══ Source records

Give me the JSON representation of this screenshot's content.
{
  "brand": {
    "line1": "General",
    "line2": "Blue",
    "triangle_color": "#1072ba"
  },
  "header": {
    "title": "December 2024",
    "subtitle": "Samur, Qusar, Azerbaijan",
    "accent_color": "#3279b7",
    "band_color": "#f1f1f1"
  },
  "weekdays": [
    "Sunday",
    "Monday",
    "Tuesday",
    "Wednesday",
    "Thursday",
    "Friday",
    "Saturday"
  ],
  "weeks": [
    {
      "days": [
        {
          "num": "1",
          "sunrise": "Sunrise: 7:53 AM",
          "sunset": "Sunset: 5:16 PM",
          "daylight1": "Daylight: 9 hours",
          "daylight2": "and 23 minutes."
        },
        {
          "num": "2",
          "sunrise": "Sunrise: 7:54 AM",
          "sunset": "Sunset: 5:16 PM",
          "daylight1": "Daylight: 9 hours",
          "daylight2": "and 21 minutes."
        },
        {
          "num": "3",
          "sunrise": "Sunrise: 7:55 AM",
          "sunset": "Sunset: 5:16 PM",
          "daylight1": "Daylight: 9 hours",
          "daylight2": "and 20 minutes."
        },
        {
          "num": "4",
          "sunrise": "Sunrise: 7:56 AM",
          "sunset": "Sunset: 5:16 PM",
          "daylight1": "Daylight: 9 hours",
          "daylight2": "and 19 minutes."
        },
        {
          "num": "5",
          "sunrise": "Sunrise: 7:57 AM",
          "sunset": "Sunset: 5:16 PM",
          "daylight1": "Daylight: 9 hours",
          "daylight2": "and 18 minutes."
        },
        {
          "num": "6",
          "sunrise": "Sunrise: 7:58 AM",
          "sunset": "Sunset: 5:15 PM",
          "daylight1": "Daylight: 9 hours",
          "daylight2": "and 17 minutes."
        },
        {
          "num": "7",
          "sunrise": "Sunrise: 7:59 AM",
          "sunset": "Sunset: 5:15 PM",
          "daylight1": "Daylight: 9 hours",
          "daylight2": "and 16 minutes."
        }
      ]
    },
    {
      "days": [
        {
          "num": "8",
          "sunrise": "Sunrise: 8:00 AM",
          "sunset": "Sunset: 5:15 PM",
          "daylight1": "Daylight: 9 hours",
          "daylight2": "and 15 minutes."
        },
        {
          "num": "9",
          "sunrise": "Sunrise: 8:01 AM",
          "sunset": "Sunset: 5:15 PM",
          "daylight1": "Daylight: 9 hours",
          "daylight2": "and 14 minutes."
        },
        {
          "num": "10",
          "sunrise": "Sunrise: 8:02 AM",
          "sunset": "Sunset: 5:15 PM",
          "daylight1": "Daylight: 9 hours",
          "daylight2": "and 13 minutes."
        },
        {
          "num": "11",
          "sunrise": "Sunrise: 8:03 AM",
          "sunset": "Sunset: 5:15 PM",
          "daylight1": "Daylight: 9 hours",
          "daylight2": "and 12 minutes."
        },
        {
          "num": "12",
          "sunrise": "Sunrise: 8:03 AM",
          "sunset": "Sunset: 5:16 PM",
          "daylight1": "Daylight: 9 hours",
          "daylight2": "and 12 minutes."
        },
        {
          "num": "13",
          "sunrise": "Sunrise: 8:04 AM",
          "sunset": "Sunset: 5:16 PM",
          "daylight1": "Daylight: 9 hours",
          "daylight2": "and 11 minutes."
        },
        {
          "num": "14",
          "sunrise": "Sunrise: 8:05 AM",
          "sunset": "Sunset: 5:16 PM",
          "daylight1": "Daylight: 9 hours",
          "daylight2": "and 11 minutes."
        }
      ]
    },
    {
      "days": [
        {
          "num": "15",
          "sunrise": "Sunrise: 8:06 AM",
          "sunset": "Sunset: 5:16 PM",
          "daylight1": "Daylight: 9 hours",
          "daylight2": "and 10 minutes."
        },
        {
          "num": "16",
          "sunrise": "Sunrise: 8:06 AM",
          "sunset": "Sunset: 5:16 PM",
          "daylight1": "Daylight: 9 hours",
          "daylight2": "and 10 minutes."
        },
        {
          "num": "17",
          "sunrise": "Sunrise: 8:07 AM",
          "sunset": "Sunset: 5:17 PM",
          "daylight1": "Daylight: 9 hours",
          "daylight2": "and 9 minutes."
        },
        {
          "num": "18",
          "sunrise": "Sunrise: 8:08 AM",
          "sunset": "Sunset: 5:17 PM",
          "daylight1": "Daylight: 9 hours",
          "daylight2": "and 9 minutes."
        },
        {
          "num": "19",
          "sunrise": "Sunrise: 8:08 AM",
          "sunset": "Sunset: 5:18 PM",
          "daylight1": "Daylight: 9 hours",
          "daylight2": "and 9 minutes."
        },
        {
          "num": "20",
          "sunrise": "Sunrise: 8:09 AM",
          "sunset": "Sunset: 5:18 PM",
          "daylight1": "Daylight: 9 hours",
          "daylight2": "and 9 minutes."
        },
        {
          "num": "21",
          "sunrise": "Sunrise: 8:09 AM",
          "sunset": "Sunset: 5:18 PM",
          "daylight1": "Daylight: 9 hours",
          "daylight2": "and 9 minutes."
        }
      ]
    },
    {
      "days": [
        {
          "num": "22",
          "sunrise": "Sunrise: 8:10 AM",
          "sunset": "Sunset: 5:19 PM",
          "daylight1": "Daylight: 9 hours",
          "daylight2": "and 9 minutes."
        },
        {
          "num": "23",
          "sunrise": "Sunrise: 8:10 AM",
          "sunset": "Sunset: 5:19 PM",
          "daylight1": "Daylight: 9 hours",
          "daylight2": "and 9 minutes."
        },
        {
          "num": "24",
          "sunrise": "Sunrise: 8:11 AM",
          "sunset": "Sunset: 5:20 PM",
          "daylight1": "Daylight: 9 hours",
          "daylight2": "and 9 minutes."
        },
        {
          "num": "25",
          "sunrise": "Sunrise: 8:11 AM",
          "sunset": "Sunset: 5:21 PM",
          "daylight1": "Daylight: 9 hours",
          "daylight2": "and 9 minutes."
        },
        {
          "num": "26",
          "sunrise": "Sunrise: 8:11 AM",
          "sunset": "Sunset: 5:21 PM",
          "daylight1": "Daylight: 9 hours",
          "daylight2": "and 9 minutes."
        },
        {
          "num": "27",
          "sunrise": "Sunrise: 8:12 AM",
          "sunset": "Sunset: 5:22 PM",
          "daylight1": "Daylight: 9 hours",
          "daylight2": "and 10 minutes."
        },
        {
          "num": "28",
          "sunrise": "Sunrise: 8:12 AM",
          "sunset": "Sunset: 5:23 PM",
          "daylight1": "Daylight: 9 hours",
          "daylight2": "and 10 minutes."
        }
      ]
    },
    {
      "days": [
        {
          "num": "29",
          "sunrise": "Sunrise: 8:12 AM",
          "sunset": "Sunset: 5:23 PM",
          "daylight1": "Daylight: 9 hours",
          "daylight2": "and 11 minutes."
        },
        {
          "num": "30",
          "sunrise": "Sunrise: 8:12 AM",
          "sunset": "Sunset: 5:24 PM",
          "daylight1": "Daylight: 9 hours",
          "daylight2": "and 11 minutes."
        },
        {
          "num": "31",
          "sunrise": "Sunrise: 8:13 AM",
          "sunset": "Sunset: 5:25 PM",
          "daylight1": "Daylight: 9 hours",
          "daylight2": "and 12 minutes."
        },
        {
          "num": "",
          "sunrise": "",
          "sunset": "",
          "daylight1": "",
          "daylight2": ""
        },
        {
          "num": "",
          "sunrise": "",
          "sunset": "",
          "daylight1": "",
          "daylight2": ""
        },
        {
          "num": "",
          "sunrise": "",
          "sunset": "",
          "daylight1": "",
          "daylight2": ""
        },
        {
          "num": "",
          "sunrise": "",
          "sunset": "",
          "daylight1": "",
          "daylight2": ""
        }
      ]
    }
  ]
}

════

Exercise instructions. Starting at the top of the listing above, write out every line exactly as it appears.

Result for this exercise.
Give me the JSON representation of this screenshot's content.
{
  "brand": {
    "line1": "General",
    "line2": "Blue",
    "triangle_color": "#1072ba"
  },
  "header": {
    "title": "December 2024",
    "subtitle": "Samur, Qusar, Azerbaijan",
    "accent_color": "#3279b7",
    "band_color": "#f1f1f1"
  },
  "weekdays": [
    "Sunday",
    "Monday",
    "Tuesday",
    "Wednesday",
    "Thursday",
    "Friday",
    "Saturday"
  ],
  "weeks": [
    {
      "days": [
        {
          "num": "1",
          "sunrise": "Sunrise: 7:53 AM",
          "sunset": "Sunset: 5:16 PM",
          "daylight1": "Daylight: 9 hours",
          "daylight2": "and 23 minutes."
        },
        {
          "num": "2",
          "sunrise": "Sunrise: 7:54 AM",
          "sunset": "Sunset: 5:16 PM",
          "daylight1": "Daylight: 9 hours",
          "daylight2": "and 21 minutes."
        },
        {
          "num": "3",
          "sunrise": "Sunrise: 7:55 AM",
          "sunset": "Sunset: 5:16 PM",
          "daylight1": "Daylight: 9 hours",
          "daylight2": "and 20 minutes."
        },
        {
          "num": "4",
          "sunrise": "Sunrise: 7:56 AM",
          "sunset": "Sunset: 5:16 PM",
          "daylight1": "Daylight: 9 hours",
          "daylight2": "and 19 minutes."
        },
        {
          "num": "5",
          "sunrise": "Sunrise: 7:57 AM",
          "sunset": "Sunset: 5:16 PM",
          "daylight1": "Daylight: 9 hours",
          "daylight2": "and 18 minutes."
        },
        {
          "num": "6",
          "sunrise": "Sunrise: 7:58 AM",
          "sunset": "Sunset: 5:15 PM",
          "daylight1": "Daylight: 9 hours",
          "daylight2": "and 17 minutes."
        },
        {
          "num": "7",
          "sunrise": "Sunrise: 7:59 AM",
          "sunset": "Sunset: 5:15 PM",
          "daylight1": "Daylight: 9 hours",
          "daylight2": "and 16 minutes."
        }
      ]
    },
    {
      "days": [
        {
          "num": "8",
          "sunrise": "Sunrise: 8:00 AM",
          "sunset": "Sunset: 5:15 PM",
          "daylight1": "Daylight: 9 hours",
          "daylight2": "and 15 minutes."
        },
        {
          "num": "9",
          "sunrise": "Sunrise: 8:01 AM",
          "sunset": "Sunset: 5:15 PM",
          "daylight1": "Daylight: 9 hours",
          "daylight2": "and 14 minutes."
        },
        {
          "num": "10",
          "sunrise": "Sunrise: 8:02 AM",
          "sunset": "Sunset: 5:15 PM",
          "daylight1": "Daylight: 9 hours",
          "daylight2": "and 13 minutes."
        },
        {
          "num": "11",
          "sunrise": "Sunrise: 8:03 AM",
          "sunset": "Sunset: 5:15 PM",
          "daylight1": "Daylight: 9 hours",
          "daylight2": "and 12 minutes."
        },
        {
          "num": "12",
          "sunrise": "Sunrise: 8:03 AM",
          "sunset": "Sunset: 5:16 PM",
          "daylight1": "Daylight: 9 hours",
          "daylight2": "and 12 minutes."
        },
        {
          "num": "13",
          "sunrise": "Sunrise: 8:04 AM",
          "sunset": "Sunset: 5:16 PM",
          "daylight1": "Daylight: 9 hours",
          "daylight2": "and 11 minutes."
        },
        {
          "num": "14",
          "sunrise": "Sunrise: 8:05 AM",
          "sunset": "Sunset: 5:16 PM",
          "daylight1": "Daylight: 9 hours",
          "daylight2": "and 11 minutes."
        }
      ]
    },
    {
      "days": [
        {
          "num": "15",
          "sunrise": "Sunrise: 8:06 AM",
          "sunset": "Sunset: 5:16 PM",
          "daylight1": "Daylight: 9 hours",
          "daylight2": "and 10 minutes."
        },
        {
          "num": "16",
          "sunrise": "Sunrise: 8:06 AM",
          "sunset": "Sunset: 5:16 PM",
          "daylight1": "Daylight: 9 hours",
          "daylight2": "and 10 minutes."
        },
        {
          "num": "17",
          "sunrise": "Sunrise: 8:07 AM",
          "sunset": "Sunset: 5:17 PM",
          "daylight1": "Daylight: 9 hours",
          "daylight2": "and 9 minutes."
        },
        {
          "num": "18",
          "sunrise": "Sunrise: 8:08 AM",
          "sunset": "Sunset: 5:17 PM",
          "daylight1": "Daylight: 9 hours",
          "daylight2": "and 9 minutes."
        },
        {
          "num": "19",
          "sunrise": "Sunrise: 8:08 AM",
          "sunset": "Sunset: 5:18 PM",
          "daylight1": "Daylight: 9 hours",
          "daylight2": "and 9 minutes."
        },
        {
          "num": "20",
          "sunrise": "Sunrise: 8:09 AM",
          "sunset": "Sunset: 5:18 PM",
          "daylight1": "Daylight: 9 hours",
          "daylight2": "and 9 minutes."
        },
        {
          "num": "21",
          "sunrise": "Sunrise: 8:09 AM",
          "sunset": "Sunset: 5:18 PM",
          "daylight1": "Daylight: 9 hours",
          "daylight2": "and 9 minutes."
        }
      ]
    },
    {
      "days": [
        {
          "num": "22",
          "sunrise": "Sunrise: 8:10 AM",
          "sunset": "Sunset: 5:19 PM",
          "daylight1": "Daylight: 9 hours",
          "daylight2": "and 9 minutes."
        },
        {
          "num": "23",
          "sunrise": "Sunrise: 8:10 AM",
          "sunset": "Sunset: 5:19 PM",
          "daylight1": "Daylight: 9 hours",
          "daylight2": "and 9 minutes."
        },
        {
          "num": "24",
          "sunrise": "Sunrise: 8:11 AM",
          "sunset": "Sunset: 5:20 PM",
          "daylight1": "Daylight: 9 hours",
          "daylight2": "and 9 minutes."
        },
        {
          "num": "25",
          "sunrise": "Sunrise: 8:11 AM",
          "sunset": "Sunset: 5:21 PM",
          "daylight1": "Daylight: 9 hours",
          "daylight2": "and 9 minutes."
        },
        {
          "num": "26",
          "sunrise": "Sunrise: 8:11 AM",
          "sunset": "Sunset: 5:21 PM",
          "daylight1": "Daylight: 9 hours",
          "daylight2": "and 9 minutes."
        },
        {
          "num": "27",
          "sunrise": "Sunrise: 8:12 AM",
          "sunset": "Sunset: 5:22 PM",
          "daylight1": "Daylight: 9 hours",
          "daylight2": "and 10 minutes."
        },
        {
          "num": "28",
          "sunrise": "Sunrise: 8:12 AM",
          "sunset": "Sunset: 5:23 PM",
          "daylight1": "Daylight: 9 hours",
          "daylight2": "and 10 minutes."
        }
      ]
    },
    {
      "days": [
        {
          "num": "29",
          "sunrise": "Sunrise: 8:12 AM",
          "sunset": "Sunset: 5:23 PM",
          "daylight1": "Daylight: 9 hours",
          "daylight2": "and 11 minutes."
        },
        {
          "num": "30",
          "sunrise": "Sunrise: 8:12 AM",
          "sunset": "Sunset: 5:24 PM",
          "daylight1": "Daylight: 9 hours",
          "daylight2": "and 11 minutes."
        },
        {
          "num": "31",
          "sunrise": "Sunrise: 8:13 AM",
          "sunset": "Sunset: 5:25 PM",
          "daylight1": "Daylight: 9 hours",
          "daylight2": "and 12 minutes."
        },
        {
          "num": "",
          "sunrise": "",
          "sunset": "",
          "daylight1": "",
          "daylight2": ""
        },
        {
          "num": "",
          "sunrise": "",
          "sunset": "",
          "daylight1": "",
          "daylight2": ""
        },
        {
          "num": "",
          "sunrise": "",
          "sunset": "",
          "daylight1": "",
          "daylight2": ""
        },
        {
          "num": "",
          "sunrise": "",
          "sunset": "",
          "daylight1": "",
          "daylight2": ""
        }
      ]
    }
  ]
}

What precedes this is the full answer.